There are many takeaways from this week’s Democratic National Convention. First, the experiment worked. Producing such a complex virtual gathering is an immense undertaking as anyone who has organized a simple zoom meeting can attest. This week’s virtual conference included scores of “scenes,” some performed live and some pre-recorded. So plaudits to the organizers, stage managers and video technicians who labored behind the scenes. The format actually allowed for a more intimate and inclusive experience and—hopefully—will recast the way we view such events post-pandemic.
Second, powerful voices were heard—from the brilliant eloquence of both Barack and Michelle Obama, to the inspirational moment when Gabby Giffords spoke, reminding us all of what true American resilience looks like: “I put one foot in front of the other. I’ve found one word and then I found another. My recovery is a daily fight, but fighting makes me stronger. Words once came easily. Today, I struggle to speak, but I have not lost my voice.”
And, on the 100th anniversary of passing the 19th Amendment granting women the right to vote, Kamala Harris became the first Black woman to be a major party candidate for Vice President. Especially on Wednesday, we witnessed the strength and commitment of so many women who are poised to shape the future of this country.
And there were others who do not hold office but whose lives were given voice at the convention: Kristin Urquiza told the moving story of her previously healthy father losing his fight to Covid-19 and 11-year old Estela Juarez told the heartbreaking saga of her Mom’s deportation. And then there was the courageous remarks by 13-year-old Brayden Harrington who had connected with Joe Biden over their shared struggles with stuttering.
The biggest takeaway for me, though, happened on the convention’s final evening as symbolized in Joe Biden’s acceptance speech. From his very first words, Biden used a symbol that is universally positive and deeply resonant with people of faith. He began by quoting civil rights legend, Ella Baker, “Give people light and they will find a way.” Drawing on his faith throughout the campaign, Biden infused images of light and darkness throughout his remarks, as both a challenge and a promise to the American people.

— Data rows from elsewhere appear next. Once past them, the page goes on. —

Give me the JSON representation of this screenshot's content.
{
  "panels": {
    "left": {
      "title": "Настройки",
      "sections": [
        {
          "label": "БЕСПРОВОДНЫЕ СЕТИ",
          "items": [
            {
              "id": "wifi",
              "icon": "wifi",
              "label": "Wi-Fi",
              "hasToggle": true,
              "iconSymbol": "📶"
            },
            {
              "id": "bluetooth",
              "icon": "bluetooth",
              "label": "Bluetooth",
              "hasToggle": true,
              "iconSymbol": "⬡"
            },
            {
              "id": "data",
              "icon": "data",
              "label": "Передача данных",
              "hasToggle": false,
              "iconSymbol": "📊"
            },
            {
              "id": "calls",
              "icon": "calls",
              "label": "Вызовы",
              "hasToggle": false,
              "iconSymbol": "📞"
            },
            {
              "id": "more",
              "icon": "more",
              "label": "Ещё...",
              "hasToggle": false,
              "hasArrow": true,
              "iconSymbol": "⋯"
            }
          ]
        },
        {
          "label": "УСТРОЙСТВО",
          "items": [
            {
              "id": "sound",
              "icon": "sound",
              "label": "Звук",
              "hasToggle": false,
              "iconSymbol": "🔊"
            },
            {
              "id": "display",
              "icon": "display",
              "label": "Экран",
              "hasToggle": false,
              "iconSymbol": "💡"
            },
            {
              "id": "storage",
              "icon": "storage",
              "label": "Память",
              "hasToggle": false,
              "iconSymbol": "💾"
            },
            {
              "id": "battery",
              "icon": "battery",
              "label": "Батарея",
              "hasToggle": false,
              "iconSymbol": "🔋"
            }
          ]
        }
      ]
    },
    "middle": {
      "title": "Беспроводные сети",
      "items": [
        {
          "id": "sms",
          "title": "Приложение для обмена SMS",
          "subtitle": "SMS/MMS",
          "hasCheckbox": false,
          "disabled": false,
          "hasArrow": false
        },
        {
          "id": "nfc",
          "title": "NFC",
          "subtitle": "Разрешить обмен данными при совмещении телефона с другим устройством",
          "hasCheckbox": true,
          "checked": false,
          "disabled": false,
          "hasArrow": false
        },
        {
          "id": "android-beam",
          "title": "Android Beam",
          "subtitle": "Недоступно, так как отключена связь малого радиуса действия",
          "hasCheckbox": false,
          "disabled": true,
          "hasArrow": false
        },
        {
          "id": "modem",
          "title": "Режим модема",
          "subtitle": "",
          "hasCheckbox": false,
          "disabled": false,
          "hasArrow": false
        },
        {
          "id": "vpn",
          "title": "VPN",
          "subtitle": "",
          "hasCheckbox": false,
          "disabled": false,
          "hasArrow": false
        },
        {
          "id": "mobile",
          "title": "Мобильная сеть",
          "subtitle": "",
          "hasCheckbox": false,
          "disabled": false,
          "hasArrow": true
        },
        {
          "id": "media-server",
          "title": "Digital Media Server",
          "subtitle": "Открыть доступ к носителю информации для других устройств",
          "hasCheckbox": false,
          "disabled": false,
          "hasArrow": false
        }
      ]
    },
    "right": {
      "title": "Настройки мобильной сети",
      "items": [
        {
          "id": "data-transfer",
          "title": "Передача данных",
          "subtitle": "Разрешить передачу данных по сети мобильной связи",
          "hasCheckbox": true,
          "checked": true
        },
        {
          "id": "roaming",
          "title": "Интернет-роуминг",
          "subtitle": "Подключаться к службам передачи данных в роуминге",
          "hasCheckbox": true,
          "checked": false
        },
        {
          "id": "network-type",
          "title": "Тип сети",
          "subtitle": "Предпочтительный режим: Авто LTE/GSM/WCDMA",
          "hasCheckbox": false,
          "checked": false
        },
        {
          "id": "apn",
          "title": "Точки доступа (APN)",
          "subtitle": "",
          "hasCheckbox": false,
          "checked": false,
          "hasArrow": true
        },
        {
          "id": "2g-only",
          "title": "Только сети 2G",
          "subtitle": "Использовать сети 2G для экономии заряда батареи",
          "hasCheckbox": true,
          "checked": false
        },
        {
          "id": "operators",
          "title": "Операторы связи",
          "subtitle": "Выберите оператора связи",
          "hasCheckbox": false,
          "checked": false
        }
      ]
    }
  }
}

“The current president has cloaked America in darkness for much too long. Too much anger. Too much fear. Too much division.” Biden’s counter message (the promise): “I will be an ally of the light not of the darkness…It’s a moment that calls for hope and light and love. Hope for our futures, light to see our way forward, and love for one another.”
In expressing the empathy for which he has become well know, Biden allowed, “Look, I understand how hard it is to have hope right now” and continued with the theme of light (the challenge) “We can choose the path of becoming angrier, less hopeful and more divided…Or we can choose a different path…A path of hope and light…(and, again, the promise)
“America’s history tells us that it has been in our darkest moments that we’ve made our greatest progress. That we’ve found the light. And in this dark moment, I believe we are poised to make great progress again. That we can find the light once more…For love is more powerful than hate. Hope is more powerful than fear. Light is more powerful than dark. May history be able to say that the end of this chapter of American darkness began here tonight as love and hope and light joined in the battle for the soul of the nation.”